Several other leaders including Caricom Chair and Antiguan Prime Minister Gaston Browne, Mia Mottley of Barbados and Andre Holness of Jamaica spoke about the dire need for a direct and sustained air transport system between Africa and the Caribbean saying there have been several starts but no service has lasted long enough to obtain a foothold between the two.

In this regard, they called for visa free travel to boost trade among a collective group of more than a billion people, noting that the tourism potential and development of a blue economy are enormous. Mottley argued that the air links should be established, even if it means we have to initially subsidize it.” She said the region cannot justify the African Union making Caricom its sixth family region without any direct-air services.

“Africans and Caribbean people should be allowed to move freely. We are the branches of a single tree created from the same root. Let us reach to the skies together. We can do it. Let us commit ourselves to this task,” said Browne.

A highlight of the virtual summit had to do with the region heaping praises and thanks on the African Union for helping the region to secure large doses of COVID-19 vaccines through the Africa Medical Supply Platform. Supplies from this arrangement were among the first to reach a region that remains very grateful for Africa’s intervention in this regard. Nearly every leader who spoke referred to the impact of the pandemic on their economies, the struggle to wrest some vaccine supplies from western nations and the need for self sufficiencies in the production of vaccines for Third World nations going forward.

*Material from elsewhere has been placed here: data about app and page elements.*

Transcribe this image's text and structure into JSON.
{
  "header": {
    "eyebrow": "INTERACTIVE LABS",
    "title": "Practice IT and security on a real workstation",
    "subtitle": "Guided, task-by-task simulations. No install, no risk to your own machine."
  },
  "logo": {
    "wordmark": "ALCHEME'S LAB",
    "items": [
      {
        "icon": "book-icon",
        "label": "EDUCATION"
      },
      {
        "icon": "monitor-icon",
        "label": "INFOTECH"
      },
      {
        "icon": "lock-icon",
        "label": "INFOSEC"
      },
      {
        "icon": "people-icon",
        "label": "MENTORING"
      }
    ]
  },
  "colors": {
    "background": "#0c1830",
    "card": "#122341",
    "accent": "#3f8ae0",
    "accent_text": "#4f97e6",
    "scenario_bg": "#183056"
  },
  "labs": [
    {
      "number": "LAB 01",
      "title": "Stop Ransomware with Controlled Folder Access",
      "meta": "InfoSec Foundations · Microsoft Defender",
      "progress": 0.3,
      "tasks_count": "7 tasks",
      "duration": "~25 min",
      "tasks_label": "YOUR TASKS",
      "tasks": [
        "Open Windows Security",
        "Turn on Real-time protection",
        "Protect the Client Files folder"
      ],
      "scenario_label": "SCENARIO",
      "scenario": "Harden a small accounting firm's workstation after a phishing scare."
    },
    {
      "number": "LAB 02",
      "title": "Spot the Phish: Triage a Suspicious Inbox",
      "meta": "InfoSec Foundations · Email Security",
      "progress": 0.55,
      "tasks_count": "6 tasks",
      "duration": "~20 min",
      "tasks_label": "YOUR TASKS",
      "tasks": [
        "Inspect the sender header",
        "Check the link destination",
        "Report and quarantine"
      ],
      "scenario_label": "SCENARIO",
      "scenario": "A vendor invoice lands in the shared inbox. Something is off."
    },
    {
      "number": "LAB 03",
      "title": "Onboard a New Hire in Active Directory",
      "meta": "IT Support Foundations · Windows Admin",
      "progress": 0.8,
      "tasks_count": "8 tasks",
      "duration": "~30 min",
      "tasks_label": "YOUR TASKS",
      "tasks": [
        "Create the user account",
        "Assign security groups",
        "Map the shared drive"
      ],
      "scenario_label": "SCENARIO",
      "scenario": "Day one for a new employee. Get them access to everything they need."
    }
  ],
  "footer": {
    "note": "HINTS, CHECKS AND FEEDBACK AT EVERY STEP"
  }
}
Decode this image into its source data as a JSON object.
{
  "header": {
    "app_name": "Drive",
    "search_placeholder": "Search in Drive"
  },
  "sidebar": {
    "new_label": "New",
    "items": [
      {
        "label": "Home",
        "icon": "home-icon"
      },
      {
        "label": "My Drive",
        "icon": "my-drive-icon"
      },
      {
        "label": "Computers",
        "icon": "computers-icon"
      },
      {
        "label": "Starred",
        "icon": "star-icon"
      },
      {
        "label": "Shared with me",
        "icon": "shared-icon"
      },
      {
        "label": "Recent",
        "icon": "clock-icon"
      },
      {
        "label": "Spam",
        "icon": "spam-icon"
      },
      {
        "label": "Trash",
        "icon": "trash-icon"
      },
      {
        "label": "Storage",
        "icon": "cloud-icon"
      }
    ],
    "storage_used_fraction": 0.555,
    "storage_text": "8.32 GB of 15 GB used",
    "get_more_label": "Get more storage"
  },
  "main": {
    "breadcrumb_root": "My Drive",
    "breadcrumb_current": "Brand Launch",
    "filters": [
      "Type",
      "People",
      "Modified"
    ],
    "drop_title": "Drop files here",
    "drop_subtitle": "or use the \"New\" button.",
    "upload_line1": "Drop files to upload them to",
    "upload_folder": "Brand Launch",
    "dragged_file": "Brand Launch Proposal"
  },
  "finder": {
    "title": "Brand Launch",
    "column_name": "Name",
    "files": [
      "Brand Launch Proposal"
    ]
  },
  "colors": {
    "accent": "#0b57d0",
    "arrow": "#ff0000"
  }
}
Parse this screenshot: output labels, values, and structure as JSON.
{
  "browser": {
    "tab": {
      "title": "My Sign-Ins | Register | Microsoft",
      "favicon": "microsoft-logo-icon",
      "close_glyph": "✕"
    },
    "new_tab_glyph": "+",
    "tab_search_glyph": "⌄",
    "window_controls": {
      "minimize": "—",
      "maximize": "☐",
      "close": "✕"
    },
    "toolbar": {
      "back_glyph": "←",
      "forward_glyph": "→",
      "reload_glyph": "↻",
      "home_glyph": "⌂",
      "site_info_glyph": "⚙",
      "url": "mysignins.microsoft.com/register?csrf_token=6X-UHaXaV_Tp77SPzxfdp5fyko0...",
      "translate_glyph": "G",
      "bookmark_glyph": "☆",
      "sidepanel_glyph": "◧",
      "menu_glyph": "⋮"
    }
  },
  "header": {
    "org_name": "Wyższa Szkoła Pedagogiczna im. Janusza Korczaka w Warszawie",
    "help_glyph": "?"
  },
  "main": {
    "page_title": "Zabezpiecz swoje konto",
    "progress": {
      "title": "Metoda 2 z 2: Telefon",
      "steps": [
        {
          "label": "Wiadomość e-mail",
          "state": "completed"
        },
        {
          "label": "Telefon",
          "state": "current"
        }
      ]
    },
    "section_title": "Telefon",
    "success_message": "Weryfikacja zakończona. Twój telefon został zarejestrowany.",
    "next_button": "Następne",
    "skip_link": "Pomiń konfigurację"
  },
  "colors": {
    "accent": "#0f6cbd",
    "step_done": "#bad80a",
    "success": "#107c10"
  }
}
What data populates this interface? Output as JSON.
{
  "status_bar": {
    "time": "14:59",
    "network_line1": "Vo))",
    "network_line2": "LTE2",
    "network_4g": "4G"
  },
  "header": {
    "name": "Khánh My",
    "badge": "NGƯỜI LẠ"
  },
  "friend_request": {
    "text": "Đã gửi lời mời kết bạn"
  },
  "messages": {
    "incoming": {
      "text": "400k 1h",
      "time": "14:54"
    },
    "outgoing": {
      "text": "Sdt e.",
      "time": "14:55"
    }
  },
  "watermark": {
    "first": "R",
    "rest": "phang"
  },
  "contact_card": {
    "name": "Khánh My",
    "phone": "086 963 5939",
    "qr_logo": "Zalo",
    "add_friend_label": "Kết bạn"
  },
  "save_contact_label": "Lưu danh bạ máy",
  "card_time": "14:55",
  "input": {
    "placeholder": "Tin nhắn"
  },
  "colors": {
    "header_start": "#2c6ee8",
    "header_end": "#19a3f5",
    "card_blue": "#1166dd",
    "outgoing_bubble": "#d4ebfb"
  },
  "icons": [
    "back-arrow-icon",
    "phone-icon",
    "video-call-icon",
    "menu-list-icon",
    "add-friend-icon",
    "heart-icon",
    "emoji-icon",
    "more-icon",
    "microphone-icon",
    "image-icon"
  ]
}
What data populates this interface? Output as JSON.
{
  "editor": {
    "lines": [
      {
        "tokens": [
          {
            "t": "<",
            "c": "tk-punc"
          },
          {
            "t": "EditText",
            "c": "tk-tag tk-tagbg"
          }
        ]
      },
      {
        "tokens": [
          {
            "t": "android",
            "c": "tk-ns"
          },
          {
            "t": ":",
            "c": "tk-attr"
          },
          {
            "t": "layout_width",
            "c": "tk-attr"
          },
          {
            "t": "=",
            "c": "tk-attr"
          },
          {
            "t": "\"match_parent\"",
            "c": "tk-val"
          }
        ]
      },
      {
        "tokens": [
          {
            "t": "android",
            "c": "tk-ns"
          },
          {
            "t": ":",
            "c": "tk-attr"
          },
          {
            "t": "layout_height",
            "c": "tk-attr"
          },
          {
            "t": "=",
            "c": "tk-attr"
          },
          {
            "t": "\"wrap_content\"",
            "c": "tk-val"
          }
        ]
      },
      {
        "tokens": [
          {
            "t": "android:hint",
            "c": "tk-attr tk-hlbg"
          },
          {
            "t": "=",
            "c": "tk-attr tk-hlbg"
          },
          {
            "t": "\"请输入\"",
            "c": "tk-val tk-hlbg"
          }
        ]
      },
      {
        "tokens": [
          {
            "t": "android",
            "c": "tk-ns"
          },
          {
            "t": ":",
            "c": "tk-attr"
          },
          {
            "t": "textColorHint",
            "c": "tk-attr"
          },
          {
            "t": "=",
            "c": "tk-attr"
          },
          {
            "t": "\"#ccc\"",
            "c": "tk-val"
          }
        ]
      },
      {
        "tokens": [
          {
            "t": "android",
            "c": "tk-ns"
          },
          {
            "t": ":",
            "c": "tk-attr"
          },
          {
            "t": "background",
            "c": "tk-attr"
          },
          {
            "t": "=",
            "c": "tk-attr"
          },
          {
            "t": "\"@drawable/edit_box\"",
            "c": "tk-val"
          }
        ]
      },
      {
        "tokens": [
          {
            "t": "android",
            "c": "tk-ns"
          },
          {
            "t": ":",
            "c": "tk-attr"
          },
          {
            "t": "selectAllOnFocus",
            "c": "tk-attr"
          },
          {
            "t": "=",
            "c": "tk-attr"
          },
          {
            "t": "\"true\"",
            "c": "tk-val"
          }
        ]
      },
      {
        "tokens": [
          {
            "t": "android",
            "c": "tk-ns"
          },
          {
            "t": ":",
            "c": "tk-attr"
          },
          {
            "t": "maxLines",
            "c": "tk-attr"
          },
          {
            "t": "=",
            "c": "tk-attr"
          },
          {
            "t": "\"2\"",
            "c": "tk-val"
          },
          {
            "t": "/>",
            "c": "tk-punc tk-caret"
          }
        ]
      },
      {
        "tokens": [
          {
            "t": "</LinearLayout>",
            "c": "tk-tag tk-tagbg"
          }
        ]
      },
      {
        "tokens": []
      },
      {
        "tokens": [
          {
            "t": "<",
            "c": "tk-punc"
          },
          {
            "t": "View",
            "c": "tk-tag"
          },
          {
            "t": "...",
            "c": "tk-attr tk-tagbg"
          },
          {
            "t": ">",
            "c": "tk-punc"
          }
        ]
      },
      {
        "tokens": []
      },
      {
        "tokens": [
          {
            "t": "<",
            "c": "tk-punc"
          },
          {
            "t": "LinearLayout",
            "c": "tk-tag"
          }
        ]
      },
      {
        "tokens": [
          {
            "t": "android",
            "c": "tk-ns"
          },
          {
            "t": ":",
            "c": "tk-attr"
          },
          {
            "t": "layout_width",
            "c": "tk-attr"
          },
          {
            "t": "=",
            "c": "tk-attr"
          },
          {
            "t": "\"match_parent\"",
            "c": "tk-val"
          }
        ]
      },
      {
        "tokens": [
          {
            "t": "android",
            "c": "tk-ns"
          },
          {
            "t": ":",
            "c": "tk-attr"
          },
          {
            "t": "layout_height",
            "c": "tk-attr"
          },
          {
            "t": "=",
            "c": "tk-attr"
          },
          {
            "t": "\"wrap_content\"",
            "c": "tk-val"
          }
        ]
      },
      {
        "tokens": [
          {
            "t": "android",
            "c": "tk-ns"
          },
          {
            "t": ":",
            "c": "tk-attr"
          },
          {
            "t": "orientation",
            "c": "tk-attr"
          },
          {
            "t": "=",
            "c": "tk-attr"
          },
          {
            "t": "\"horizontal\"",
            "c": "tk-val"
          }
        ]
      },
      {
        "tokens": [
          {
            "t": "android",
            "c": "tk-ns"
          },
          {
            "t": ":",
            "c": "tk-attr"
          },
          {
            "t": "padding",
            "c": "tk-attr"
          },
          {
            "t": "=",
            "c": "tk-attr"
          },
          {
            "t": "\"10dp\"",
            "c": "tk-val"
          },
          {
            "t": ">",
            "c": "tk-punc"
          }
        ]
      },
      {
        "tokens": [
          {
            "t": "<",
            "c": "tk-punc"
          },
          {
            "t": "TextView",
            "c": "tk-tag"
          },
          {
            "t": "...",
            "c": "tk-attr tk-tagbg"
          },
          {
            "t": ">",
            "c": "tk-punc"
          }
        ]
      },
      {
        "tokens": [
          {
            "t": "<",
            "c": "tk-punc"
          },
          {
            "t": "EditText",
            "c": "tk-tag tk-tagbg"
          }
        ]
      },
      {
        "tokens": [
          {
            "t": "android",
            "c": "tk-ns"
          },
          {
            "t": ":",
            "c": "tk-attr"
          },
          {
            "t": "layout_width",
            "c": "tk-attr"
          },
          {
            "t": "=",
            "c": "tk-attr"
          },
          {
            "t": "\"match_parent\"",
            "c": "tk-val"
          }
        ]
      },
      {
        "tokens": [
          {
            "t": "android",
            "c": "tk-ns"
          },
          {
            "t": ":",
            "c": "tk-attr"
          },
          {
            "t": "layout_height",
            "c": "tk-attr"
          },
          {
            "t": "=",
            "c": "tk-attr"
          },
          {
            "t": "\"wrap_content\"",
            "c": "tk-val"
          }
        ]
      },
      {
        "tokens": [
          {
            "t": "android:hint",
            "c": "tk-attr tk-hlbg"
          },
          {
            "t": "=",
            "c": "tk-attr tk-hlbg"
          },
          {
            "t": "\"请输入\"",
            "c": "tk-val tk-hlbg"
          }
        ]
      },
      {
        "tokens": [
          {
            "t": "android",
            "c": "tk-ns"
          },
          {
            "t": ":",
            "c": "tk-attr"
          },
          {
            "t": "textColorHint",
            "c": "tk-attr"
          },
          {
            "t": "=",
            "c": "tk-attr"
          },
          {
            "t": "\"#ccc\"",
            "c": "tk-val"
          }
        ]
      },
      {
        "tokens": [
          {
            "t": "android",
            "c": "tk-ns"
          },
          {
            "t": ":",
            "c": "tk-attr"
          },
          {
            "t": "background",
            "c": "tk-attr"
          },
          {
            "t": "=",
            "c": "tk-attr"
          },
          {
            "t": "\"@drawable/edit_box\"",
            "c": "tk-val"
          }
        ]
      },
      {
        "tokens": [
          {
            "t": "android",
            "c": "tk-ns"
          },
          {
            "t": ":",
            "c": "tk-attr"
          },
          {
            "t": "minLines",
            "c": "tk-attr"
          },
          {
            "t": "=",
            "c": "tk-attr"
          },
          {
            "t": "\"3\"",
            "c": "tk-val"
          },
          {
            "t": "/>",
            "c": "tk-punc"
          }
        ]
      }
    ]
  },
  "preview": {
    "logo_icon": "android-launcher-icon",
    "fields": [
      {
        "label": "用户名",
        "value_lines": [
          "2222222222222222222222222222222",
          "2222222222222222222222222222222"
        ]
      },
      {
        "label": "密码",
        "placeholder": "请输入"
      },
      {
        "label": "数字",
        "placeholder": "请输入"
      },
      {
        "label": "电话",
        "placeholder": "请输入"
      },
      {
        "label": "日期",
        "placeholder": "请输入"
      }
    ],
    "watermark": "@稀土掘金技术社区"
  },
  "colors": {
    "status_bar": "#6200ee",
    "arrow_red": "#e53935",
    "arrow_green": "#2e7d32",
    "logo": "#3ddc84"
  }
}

South African President Cyril Ramaphosa pointed to the vaccine collaboration as an example of the kind of cooperation that could be achieved with the Caribbean now that the first formal summit is history.

“This initiative places us on the threshold of a new epoch of unity and cooperation. We are united by a shared history. This pandemic is a demonstration of the value and necessity of confronting challenges by working together. We mobilized vaccines for Africa and the Caribbean. We need to share our experience, expertise and technology to better respond to COVID and future pandemics. The pandemic has shown what is possible. Let us draw on this solidarity to build our economies. We must become architects of our common future,” he said.

The meeting adopted a proposal by PM Browne for the summit on this very day each year.